Skip to main content Accessibility help
×
Hostname: page-component-5d59c44645-l48q4 Total loading time: 0 Render date: 2024-02-28T10:58:22.967Z Has data issue: false hasContentIssue false

10 - Violence and Sport, 1800–2000

from Part II - Intimate and Gendered Violence

Published online by Cambridge University Press:  13 March 2020

Louise Edwards
Affiliation:
University of New South Wales, Sydney
Nigel Penn
Affiliation:
University of Cape Town
Jay Winter
Affiliation:
Yale University, Connecticut
Get access

Summary

Through most of human history, displays of violence, either between humans or animals, have been an integral component of sport. Violent sports have been global in reach and they have extended across every social rank, though they have been largely a male domain, with many societies placing restrictions on the extent to which women might participate in sports of any kind whether as participants and spectators. Yet the period since 1800 has witnessed an unmistakable redrawing of the place of violence in sport, with many societies becoming considerably more squeamish about sports that manipulate or showcase aggression between men or animals for entertainment. The West initiated legislation prohibiting animal cruelty in the nineteenth century, and these extended, albeit in a piecemeal fashion, to other parts of the globe in the twentieth century. There has also been a global move to restrict the degree of interpersonal violence in martial arts, boxing and wrestling, and although hand-to-hand combat sports remain popular across the globe, regulation has sharply reduced the risk of death or serious during competitive events. As a result, the period 1800-2000 has witnessed new controls on the degree of violence permitted in sport.
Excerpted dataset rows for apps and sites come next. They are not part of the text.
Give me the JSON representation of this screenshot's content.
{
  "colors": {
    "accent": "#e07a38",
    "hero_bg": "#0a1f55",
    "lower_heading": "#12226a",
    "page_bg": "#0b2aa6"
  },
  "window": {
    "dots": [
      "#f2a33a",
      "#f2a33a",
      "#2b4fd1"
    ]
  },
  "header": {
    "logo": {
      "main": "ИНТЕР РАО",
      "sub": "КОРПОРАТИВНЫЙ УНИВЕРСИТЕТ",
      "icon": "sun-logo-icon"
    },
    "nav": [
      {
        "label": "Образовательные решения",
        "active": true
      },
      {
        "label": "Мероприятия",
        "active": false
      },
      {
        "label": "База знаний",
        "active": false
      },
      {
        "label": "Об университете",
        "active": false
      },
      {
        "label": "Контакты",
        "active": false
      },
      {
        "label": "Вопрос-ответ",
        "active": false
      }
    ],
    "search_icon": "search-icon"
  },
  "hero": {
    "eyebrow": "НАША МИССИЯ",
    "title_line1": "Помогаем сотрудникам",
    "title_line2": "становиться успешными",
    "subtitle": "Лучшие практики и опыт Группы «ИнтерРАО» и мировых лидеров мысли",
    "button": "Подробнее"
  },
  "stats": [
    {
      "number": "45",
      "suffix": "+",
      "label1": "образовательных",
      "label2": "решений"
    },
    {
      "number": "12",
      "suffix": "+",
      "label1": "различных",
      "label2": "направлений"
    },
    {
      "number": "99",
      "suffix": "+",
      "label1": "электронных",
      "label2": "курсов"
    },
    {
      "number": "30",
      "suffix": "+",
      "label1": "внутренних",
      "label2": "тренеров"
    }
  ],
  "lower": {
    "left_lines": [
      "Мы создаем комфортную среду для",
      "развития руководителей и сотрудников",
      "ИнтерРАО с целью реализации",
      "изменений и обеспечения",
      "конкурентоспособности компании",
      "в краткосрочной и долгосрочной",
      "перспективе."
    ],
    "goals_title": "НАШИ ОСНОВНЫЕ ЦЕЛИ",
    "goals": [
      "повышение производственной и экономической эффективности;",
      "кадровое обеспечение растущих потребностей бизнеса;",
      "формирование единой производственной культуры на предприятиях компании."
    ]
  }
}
Type
Chapter
Information
Publisher: Cambridge University Press
Print publication year: 2020

Access options

Get access to the full version of this content by using one of the access options below. (Log in options will check for institutional or personal access. Content may require purchase if you do not have access.)

References
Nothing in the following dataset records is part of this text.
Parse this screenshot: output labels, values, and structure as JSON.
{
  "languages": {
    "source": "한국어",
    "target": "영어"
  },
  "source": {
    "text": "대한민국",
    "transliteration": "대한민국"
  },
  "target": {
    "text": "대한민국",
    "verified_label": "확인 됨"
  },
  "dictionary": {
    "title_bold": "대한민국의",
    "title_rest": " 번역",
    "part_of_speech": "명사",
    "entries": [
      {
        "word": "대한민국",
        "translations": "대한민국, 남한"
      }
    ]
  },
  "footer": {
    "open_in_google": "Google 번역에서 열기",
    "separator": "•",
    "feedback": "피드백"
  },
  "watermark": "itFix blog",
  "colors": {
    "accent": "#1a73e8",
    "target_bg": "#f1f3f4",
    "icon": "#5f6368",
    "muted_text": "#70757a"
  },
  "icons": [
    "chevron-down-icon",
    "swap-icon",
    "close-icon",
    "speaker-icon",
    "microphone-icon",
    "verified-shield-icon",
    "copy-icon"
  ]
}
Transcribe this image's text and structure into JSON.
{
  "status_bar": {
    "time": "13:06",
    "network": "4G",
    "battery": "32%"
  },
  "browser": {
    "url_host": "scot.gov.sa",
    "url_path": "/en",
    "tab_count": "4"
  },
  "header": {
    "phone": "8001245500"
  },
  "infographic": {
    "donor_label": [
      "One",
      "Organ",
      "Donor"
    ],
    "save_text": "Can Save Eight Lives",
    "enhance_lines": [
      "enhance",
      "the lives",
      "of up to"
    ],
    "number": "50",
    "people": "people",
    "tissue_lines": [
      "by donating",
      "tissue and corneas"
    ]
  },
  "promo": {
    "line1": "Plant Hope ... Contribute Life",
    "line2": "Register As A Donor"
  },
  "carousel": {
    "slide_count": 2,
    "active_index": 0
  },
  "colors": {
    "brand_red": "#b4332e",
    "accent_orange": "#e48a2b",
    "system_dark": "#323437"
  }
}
Bibliographical Essay

Save book to Kindle

To save this book to your Kindle, first ensure coreplatform@cambridge.org is added to your Approved Personal Document E-mail List under your Personal Document Settings on the Manage Your Content and Devices page of your Amazon account. Then enter the ‘name’ part of your Kindle email address below. Find out more about saving to your Kindle.

Note you can select to save to either the @free.kindle.com or @kindle.com variations. ‘@free.kindle.com’ emails are free but can only be saved to your device when it is connected to wi-fi. ‘@kindle.com’ emails can be delivered even when you are not connected to wi-fi, but note that service fees apply.

Find out more about the Kindle Personal Document Service.

Available formats
×

Save book to Dropbox

To save content items to your account, please confirm that you agree to abide by our usage policies. If this is the first time you use this feature, you will be asked to authorise Cambridge Core to connect with your account. Find out more about saving content to Dropbox.

Available formats
×

Save book to Google Drive

To save content items to your account, please confirm that you agree to abide by our usage policies. If this is the first time you use this feature, you will be asked to authorise Cambridge Core to connect with your account. Find out more about saving content to Google Drive.

Available formats
×